** Listed records follows **

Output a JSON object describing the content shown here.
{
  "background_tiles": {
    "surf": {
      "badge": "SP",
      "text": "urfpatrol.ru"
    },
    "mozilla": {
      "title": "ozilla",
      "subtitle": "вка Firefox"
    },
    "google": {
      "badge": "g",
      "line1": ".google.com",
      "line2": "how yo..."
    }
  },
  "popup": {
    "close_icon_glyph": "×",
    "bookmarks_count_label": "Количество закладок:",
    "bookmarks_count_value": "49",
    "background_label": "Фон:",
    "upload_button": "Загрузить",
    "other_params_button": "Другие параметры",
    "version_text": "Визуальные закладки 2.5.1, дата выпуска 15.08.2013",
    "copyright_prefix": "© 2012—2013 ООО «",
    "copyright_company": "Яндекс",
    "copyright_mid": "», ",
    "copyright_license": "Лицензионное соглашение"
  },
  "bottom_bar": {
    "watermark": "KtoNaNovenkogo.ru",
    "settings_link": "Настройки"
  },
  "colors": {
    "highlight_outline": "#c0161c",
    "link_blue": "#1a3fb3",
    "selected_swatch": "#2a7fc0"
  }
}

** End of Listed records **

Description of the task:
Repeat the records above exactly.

Response for this exercise:
Output a JSON object describing the content shown here.
{
  "background_tiles": {
    "surf": {
      "badge": "SP",
      "text": "urfpatrol.ru"
    },
    "mozilla": {
      "title": "ozilla",
      "subtitle": "вка Firefox"
    },
    "google": {
      "badge": "g",
      "line1": ".google.com",
      "line2": "how yo..."
    }
  },
  "popup": {
    "close_icon_glyph": "×",
    "bookmarks_count_label": "Количество закладок:",
    "bookmarks_count_value": "49",
    "background_label": "Фон:",
    "upload_button": "Загрузить",
    "other_params_button": "Другие параметры",
    "version_text": "Визуальные закладки 2.5.1, дата выпуска 15.08.2013",
    "copyright_prefix": "© 2012—2013 ООО «",
    "copyright_company": "Яндекс",
    "copyright_mid": "», ",
    "copyright_license": "Лицензионное соглашение"
  },
  "bottom_bar": {
    "watermark": "KtoNaNovenkogo.ru",
    "settings_link": "Настройки"
  },
  "colors": {
    "highlight_outline": "#c0161c",
    "link_blue": "#1a3fb3",
    "selected_swatch": "#2a7fc0"
  }
}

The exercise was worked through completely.